Motorists might occasionally encounter brief travel delays during off-peak hours this spring at the Delaware River Joint Toll Bridge Commission’s 10 non-toll vehicular river crossings bridges.
The Commission will be conducting biennial inspections of its 12 non-toll bridges this spring, two of which are pedestrian-only crossings.
Findings from bridge inspections help the Commission to prioritize capital improvements and schedule maintenance and repair work over the coming year.
While much of the inspection work is out of sight to the public, short-duration lane restrictions are often needed at vehicular bridges to allow for installation of temporary cables and platforms beneath their roadway decks.
Engineers can then use the temporary platforms to view and assess the condition and integrity of a bridge’s lower structural members.

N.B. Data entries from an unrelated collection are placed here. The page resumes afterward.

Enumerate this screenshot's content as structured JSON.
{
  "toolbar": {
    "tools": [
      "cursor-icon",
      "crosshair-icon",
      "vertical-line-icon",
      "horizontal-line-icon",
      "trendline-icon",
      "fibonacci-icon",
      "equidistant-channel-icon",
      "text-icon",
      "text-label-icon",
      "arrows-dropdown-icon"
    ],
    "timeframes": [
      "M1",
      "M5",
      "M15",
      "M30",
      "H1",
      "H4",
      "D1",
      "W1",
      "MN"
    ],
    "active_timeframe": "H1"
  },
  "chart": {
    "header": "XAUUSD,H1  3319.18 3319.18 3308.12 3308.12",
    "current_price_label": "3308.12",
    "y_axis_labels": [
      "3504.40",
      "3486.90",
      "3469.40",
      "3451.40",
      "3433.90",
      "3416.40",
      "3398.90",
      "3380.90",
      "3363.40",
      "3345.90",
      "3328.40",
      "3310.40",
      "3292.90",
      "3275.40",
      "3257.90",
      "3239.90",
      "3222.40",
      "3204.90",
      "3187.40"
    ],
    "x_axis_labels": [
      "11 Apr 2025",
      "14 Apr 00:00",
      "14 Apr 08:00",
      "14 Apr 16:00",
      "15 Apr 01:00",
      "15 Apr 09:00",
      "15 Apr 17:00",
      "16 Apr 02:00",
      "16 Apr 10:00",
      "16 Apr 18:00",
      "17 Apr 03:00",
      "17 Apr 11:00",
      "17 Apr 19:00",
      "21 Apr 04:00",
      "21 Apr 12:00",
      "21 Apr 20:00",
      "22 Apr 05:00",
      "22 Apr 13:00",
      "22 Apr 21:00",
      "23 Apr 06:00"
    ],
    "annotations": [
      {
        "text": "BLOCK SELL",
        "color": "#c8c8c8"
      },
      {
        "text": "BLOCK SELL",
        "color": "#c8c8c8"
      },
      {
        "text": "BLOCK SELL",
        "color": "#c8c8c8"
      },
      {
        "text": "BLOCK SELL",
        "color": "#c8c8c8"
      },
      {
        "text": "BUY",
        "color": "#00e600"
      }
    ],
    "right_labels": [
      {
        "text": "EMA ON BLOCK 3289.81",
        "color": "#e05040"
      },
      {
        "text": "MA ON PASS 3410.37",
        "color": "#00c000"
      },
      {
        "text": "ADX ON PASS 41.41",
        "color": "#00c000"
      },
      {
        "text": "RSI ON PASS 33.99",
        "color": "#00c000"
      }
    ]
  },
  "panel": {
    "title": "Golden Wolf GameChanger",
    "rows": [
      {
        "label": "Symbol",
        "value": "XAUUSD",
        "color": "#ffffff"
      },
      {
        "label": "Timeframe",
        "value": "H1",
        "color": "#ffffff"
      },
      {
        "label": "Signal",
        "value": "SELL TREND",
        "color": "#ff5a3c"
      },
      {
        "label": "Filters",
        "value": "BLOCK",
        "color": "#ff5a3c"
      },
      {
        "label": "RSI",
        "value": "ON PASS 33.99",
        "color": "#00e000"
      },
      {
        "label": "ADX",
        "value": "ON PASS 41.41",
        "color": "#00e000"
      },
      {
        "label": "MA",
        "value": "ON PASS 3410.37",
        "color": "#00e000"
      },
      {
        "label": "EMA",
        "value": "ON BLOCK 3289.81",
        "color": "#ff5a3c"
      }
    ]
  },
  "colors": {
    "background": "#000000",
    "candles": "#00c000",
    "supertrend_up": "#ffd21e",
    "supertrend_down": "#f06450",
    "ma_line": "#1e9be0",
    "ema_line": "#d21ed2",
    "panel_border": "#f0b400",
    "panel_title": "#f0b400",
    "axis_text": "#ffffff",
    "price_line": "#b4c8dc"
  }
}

Actual inspections are expected to begin in late March and continue through June.
The travel restrictions often involve alternating lane closures controlled by flaggers.
Full lane closures also may be employed at bridges that have more than two travel lanes.
This year’s inspections focus on the Commission’s 12 non-toll bridges, many of which are two-lane truss bridges dating back 100 years or more.
The Commission performs bridge inspections on an annual basis; toll bridges are inspected in odd-numbered years and non-toll bridges in even years.
The biennial inspections are conducted in accordance with the Federal Highway Administration and the National Bridge Inspection Standards.
The findings are published as part of the Commission’s annual inspection reports available on the agency website.